Every line in the entries that holds "Your" should be identified and copied.

(Dataset rows for apps and sites)
[Start of section]

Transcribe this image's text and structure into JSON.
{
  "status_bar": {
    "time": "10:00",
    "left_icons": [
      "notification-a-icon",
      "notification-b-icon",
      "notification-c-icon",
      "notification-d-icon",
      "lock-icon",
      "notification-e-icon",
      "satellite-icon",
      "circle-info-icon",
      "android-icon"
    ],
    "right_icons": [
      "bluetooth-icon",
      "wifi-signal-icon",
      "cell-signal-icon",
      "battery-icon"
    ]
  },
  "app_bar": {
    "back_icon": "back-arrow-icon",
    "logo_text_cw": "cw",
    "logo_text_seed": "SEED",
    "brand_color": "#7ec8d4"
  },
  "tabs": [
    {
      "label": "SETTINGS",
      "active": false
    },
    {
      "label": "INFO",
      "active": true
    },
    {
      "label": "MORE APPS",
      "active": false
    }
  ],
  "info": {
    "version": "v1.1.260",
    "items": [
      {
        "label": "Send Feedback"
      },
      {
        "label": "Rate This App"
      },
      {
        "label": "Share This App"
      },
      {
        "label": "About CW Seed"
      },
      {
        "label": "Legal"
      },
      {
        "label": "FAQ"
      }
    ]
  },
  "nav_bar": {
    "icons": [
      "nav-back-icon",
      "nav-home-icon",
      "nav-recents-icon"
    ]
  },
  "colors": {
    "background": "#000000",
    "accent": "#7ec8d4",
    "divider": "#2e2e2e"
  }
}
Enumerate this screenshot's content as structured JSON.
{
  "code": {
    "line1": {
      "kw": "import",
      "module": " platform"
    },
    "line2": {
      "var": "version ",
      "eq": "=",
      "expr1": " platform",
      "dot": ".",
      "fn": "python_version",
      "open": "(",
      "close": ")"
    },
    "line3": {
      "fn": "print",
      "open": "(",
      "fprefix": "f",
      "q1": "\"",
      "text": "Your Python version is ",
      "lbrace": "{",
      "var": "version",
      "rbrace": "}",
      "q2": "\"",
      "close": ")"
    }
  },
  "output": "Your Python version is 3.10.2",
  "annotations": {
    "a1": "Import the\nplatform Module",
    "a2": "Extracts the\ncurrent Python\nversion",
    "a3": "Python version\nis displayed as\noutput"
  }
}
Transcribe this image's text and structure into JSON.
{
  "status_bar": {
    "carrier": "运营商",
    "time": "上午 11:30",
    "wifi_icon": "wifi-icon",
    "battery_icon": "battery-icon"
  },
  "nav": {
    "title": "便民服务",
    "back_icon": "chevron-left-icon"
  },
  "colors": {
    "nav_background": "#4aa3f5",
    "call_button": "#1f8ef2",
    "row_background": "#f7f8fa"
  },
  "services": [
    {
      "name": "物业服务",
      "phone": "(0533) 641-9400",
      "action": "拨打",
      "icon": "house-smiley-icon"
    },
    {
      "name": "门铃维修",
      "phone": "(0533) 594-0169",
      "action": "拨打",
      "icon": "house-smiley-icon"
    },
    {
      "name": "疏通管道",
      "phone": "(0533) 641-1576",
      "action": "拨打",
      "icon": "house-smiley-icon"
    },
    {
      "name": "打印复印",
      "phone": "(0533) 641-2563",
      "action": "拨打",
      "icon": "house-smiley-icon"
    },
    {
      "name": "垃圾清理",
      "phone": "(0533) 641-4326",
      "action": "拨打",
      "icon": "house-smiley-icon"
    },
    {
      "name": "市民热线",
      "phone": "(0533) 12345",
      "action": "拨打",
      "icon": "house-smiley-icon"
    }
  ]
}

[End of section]

◆ **Response**:
      "text": "Your Python version is ",
  "output": "Your Python version is 3.10.2",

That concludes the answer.